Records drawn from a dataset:
┌──

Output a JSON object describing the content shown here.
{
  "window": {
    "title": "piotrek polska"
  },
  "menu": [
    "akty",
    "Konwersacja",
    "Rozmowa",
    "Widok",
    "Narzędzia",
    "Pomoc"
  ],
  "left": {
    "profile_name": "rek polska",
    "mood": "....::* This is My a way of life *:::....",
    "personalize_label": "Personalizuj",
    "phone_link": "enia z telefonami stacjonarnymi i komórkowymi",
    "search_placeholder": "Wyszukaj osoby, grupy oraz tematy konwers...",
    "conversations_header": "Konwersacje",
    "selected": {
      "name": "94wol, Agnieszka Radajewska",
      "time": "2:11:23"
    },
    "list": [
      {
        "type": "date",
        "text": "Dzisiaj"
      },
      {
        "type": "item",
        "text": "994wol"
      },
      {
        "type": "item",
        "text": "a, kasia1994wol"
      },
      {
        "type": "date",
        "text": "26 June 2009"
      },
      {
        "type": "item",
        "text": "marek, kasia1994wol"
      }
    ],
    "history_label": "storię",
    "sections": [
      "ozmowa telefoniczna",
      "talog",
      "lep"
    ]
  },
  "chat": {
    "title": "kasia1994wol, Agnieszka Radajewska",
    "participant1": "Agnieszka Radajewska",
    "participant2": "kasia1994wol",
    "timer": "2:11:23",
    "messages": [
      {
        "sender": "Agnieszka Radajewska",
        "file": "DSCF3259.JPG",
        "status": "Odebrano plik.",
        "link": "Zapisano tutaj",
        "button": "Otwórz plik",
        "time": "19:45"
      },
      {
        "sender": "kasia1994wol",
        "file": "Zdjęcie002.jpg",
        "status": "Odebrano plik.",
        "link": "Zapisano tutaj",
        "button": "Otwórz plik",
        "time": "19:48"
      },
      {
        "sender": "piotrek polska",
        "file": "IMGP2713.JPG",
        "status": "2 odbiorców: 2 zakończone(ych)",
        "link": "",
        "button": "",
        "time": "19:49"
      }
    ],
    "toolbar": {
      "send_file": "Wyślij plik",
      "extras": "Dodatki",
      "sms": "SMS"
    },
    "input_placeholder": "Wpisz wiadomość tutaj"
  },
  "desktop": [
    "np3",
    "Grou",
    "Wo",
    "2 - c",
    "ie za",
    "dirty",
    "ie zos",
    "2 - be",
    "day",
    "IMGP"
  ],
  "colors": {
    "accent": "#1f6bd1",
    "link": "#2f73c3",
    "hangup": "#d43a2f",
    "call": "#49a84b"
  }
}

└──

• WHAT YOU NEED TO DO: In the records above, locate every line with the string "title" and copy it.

• SOLUTION TO THIS TASK:
    "title": "piotrek polska"
    "title": "kasia1994wol, Agnieszka Radajewska",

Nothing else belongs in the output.